EXTRACTED DATA below:

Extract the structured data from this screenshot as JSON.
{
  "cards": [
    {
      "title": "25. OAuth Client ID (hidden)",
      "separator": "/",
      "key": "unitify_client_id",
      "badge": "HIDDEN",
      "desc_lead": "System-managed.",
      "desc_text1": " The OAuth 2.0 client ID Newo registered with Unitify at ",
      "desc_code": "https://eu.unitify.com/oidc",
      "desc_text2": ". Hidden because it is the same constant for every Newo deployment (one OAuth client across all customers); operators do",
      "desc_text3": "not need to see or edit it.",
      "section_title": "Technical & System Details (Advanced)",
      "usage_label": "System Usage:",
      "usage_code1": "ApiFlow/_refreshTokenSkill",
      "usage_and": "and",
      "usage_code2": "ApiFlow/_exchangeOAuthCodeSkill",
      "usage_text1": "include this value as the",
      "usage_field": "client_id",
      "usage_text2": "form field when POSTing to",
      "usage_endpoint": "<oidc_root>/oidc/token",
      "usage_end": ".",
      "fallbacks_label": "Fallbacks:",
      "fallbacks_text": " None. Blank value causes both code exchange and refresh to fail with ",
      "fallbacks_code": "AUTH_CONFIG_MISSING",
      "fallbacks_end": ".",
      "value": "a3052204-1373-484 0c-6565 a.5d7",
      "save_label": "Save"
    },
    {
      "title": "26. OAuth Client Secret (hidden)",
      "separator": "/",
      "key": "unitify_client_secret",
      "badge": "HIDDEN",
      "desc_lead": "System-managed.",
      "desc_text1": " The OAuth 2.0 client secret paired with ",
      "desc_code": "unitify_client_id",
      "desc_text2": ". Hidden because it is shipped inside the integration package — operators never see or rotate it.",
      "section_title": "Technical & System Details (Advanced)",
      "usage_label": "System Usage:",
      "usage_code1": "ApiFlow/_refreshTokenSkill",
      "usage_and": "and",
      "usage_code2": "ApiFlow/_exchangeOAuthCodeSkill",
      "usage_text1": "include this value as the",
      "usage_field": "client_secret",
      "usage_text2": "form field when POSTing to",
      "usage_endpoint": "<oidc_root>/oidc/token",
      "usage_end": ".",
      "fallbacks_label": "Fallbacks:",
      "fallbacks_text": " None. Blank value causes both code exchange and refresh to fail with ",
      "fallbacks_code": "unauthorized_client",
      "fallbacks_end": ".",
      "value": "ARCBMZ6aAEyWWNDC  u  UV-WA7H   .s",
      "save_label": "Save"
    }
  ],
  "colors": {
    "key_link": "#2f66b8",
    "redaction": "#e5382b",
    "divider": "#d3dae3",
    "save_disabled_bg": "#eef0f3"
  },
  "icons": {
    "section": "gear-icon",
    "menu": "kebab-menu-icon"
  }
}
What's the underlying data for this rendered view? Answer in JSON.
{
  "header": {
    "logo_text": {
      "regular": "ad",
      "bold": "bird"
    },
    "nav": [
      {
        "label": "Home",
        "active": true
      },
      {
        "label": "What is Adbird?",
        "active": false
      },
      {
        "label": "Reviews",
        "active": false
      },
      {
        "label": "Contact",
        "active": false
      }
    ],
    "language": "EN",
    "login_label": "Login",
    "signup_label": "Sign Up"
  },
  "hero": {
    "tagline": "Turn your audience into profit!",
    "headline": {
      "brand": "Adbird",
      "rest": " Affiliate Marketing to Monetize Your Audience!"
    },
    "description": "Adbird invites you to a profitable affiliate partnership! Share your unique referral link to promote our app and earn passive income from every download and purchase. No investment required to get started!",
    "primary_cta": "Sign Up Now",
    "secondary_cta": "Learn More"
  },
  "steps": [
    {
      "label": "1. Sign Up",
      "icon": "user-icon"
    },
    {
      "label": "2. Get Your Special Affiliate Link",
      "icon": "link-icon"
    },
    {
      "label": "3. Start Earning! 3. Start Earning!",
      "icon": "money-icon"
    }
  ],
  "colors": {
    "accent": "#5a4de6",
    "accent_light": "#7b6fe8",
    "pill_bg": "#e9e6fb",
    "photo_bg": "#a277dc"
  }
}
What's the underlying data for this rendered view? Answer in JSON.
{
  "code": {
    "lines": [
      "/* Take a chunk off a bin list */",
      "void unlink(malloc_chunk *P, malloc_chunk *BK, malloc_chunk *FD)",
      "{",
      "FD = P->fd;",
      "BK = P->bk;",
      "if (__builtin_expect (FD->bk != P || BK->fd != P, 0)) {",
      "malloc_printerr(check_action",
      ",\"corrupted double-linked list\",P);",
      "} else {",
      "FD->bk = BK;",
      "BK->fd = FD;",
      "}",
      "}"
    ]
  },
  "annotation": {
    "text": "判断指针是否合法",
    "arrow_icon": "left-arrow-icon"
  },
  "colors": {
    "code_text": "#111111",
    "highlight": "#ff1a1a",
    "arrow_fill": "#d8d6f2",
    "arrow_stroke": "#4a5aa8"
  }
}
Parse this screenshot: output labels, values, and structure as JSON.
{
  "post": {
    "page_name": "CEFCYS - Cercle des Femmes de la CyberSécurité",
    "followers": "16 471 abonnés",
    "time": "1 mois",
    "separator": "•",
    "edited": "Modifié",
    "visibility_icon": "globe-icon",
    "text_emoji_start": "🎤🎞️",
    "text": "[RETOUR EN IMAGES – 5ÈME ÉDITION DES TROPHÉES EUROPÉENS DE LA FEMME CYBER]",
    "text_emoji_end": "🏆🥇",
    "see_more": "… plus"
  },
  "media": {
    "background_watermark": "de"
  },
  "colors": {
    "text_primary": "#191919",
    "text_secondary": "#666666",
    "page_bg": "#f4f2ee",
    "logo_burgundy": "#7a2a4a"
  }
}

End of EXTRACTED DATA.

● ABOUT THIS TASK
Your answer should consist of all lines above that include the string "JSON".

● RESULT
Extract the structured data from this screenshot as JSON.
What's the underlying data for this rendered view? Answer in JSON.
What's the underlying data for this rendered view? Answer in JSON.
Parse this screenshot: output labels, values, and structure as JSON.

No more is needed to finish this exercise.